What I love the most about Street View is that I have no set plans or itinerary and I can go where I want, when I want. It is never a precise way of travelling, so I am always jumping into new places with no prior knowledge. It always feels like an adventure into the unknown.
How has this pandemic impacted your life and work?
Fortunately it hasn’t had a massive impact on my routine and daily life. I usually work from home and as most of my family live in NZ or Spain, I’m used of communicating with loved ones through video and WhatsApp. The biggest change has been spending 24/7 with my partner and working out how to co-exist under these restrictions. I think we’re doing pretty well though.
I’ve been quite busy over the last two months. As my project is about travelling from home, there has been a renewed interest in my work as people look for ways to remain connected with the world. Hopefully I can offer some inspiration over this time.
You have an upcoming book. What’s it about?
Many Nights comes out late 2020 or in early 2021. I have paired up with the incredible poet Emily Berry, who has written a lyric essay responding to the images and themes around anxiety and agoraphobia. We have been working
on it for almost two years now and it’s a project I’ve poured my heart and soul into. It has been a time to reflect on my work and over 20 years of living with extreme anxiety. It is a voyage into the individual and collective unconscious, and I hope we have created a book that resonates and inspires others who might be going through similar struggles or anyone who wants to travel through the world in their own way. We are living in unprecedented times and I’m sure we will all want to revisit how we see the world and how we move through it.

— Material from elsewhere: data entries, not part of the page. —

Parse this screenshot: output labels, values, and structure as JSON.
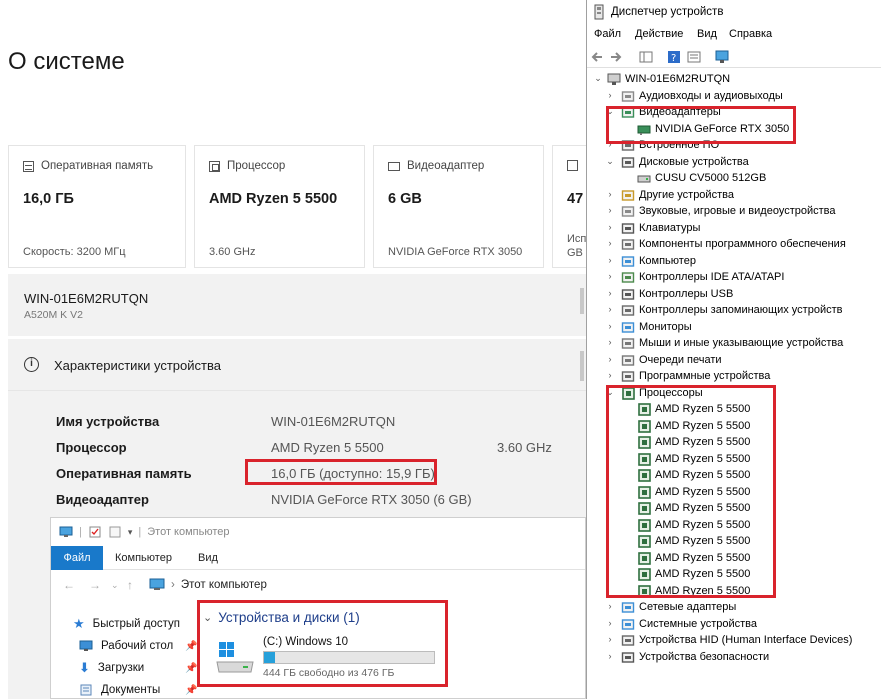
{
  "settings": {
    "page_title": "О системе",
    "cards": [
      {
        "caption": "Оперативная память",
        "value": "16,0 ГБ",
        "sub": "Скорость: 3200 МГц",
        "icon": "ram-icon"
      },
      {
        "caption": "Процессор",
        "value": "AMD Ryzen 5 5500",
        "sub": "3.60 GHz",
        "icon": "cpu-icon"
      },
      {
        "caption": "Видеоадаптер",
        "value": "6 GB",
        "sub": "NVIDIA GeForce RTX 3050",
        "icon": "gpu-icon"
      },
      {
        "caption": "",
        "value": "47",
        "sub": "Исп GB",
        "icon": "storage-icon"
      }
    ],
    "device_name": "WIN-01E6M2RUTQN",
    "device_model": "A520M K V2",
    "spec_title": "Характеристики устройства",
    "specs": [
      {
        "key": "Имя устройства",
        "value": "WIN-01E6M2RUTQN",
        "extra": ""
      },
      {
        "key": "Процессор",
        "value": "AMD Ryzen 5 5500",
        "extra": "3.60 GHz"
      },
      {
        "key": "Оперативная память",
        "value": "16,0 ГБ (доступно: 15,9 ГБ)",
        "extra": ""
      },
      {
        "key": "Видеоадаптер",
        "value": "NVIDIA GeForce RTX 3050 (6 GB)",
        "extra": ""
      }
    ]
  },
  "explorer": {
    "title": "Этот компьютер",
    "ribbon_tabs": [
      "Файл",
      "Компьютер",
      "Вид"
    ],
    "address": "Этот компьютер",
    "sidebar": [
      {
        "label": "Быстрый доступ",
        "icon": "star-icon",
        "pinned": false
      },
      {
        "label": "Рабочий стол",
        "icon": "desktop-icon",
        "pinned": true
      },
      {
        "label": "Загрузки",
        "icon": "download-icon",
        "pinned": true
      },
      {
        "label": "Документы",
        "icon": "documents-icon",
        "pinned": true
      }
    ],
    "group_label": "Устройства и диски (1)",
    "drive": {
      "name": "(C:) Windows 10",
      "free": "444 ГБ свободно из 476 ГБ",
      "used_fraction": 0.067
    }
  },
  "devmgr": {
    "title": "Диспетчер устройств",
    "menu": [
      "Файл",
      "Действие",
      "Вид",
      "Справка"
    ],
    "root": "WIN-01E6M2RUTQN",
    "tree": [
      {
        "label": "Аудиовходы и аудиовыходы",
        "level": 1,
        "expanded": false
      },
      {
        "label": "Видеоадаптеры",
        "level": 1,
        "expanded": true
      },
      {
        "label": "NVIDIA GeForce RTX 3050",
        "level": 2
      },
      {
        "label": "Встроенное ПО",
        "level": 1,
        "expanded": false
      },
      {
        "label": "Дисковые устройства",
        "level": 1,
        "expanded": true
      },
      {
        "label": "CUSU CV5000 512GB",
        "level": 2
      },
      {
        "label": "Другие устройства",
        "level": 1,
        "expanded": false
      },
      {
        "label": "Звуковые, игровые и видеоустройства",
        "level": 1,
        "expanded": false
      },
      {
        "label": "Клавиатуры",
        "level": 1,
        "expanded": false
      },
      {
        "label": "Компоненты программного обеспечения",
        "level": 1,
        "expanded": false
      },
      {
        "label": "Компьютер",
        "level": 1,
        "expanded": false
      },
      {
        "label": "Контроллеры IDE ATA/ATAPI",
        "level": 1,
        "expanded": false
      },
      {
        "label": "Контроллеры USB",
        "level": 1,
        "expanded": false
      },
      {
        "label": "Контроллеры запоминающих устройств",
        "level": 1,
        "expanded": false
      },
      {
        "label": "Мониторы",
        "level": 1,
        "expanded": false
      },
      {
        "label": "Мыши и иные указывающие устройства",
        "level": 1,
        "expanded": false
      },
      {
        "label": "Очереди печати",
        "level": 1,
        "expanded": false
      },
      {
        "label": "Программные устройства",
        "level": 1,
        "expanded": false
      },
      {
        "label": "Процессоры",
        "level": 1,
        "expanded": true
      },
      {
        "label": "AMD Ryzen 5 5500",
        "level": 2
      },
      {
        "label": "AMD Ryzen 5 5500",
        "level": 2
      },
      {
        "label": "AMD Ryzen 5 5500",
        "level": 2
      },
      {
        "label": "AMD Ryzen 5 5500",
        "level": 2
      },
      {
        "label": "AMD Ryzen 5 5500",
        "level": 2
      },
      {
        "label": "AMD Ryzen 5 5500",
        "level": 2
      },
      {
        "label": "AMD Ryzen 5 5500",
        "level": 2
      },
      {
        "label": "AMD Ryzen 5 5500",
        "level": 2
      },
      {
        "label": "AMD Ryzen 5 5500",
        "level": 2
      },
      {
        "label": "AMD Ryzen 5 5500",
        "level": 2
      },
      {
        "label": "AMD Ryzen 5 5500",
        "level": 2
      },
      {
        "label": "AMD Ryzen 5 5500",
        "level": 2
      },
      {
        "label": "Сетевые адаптеры",
        "level": 1,
        "expanded": false
      },
      {
        "label": "Системные устройства",
        "level": 1,
        "expanded": false
      },
      {
        "label": "Устройства HID (Human Interface Devices)",
        "level": 1,
        "expanded": false
      },
      {
        "label": "Устройства безопасности",
        "level": 1,
        "expanded": false
      }
    ]
  },
  "colors": {
    "accent": "#1979ca",
    "callout": "#d9232c",
    "drive_fill": "#26a0da",
    "link": "#1e3e8a"
  }
}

Kareena Gianani is the former Commissioning Editor at National Geographic Traveller India. She loves stumbling upon hole-in-the-wall bookshops, old towns and collecting owl souvenirs in all shapes and sizes.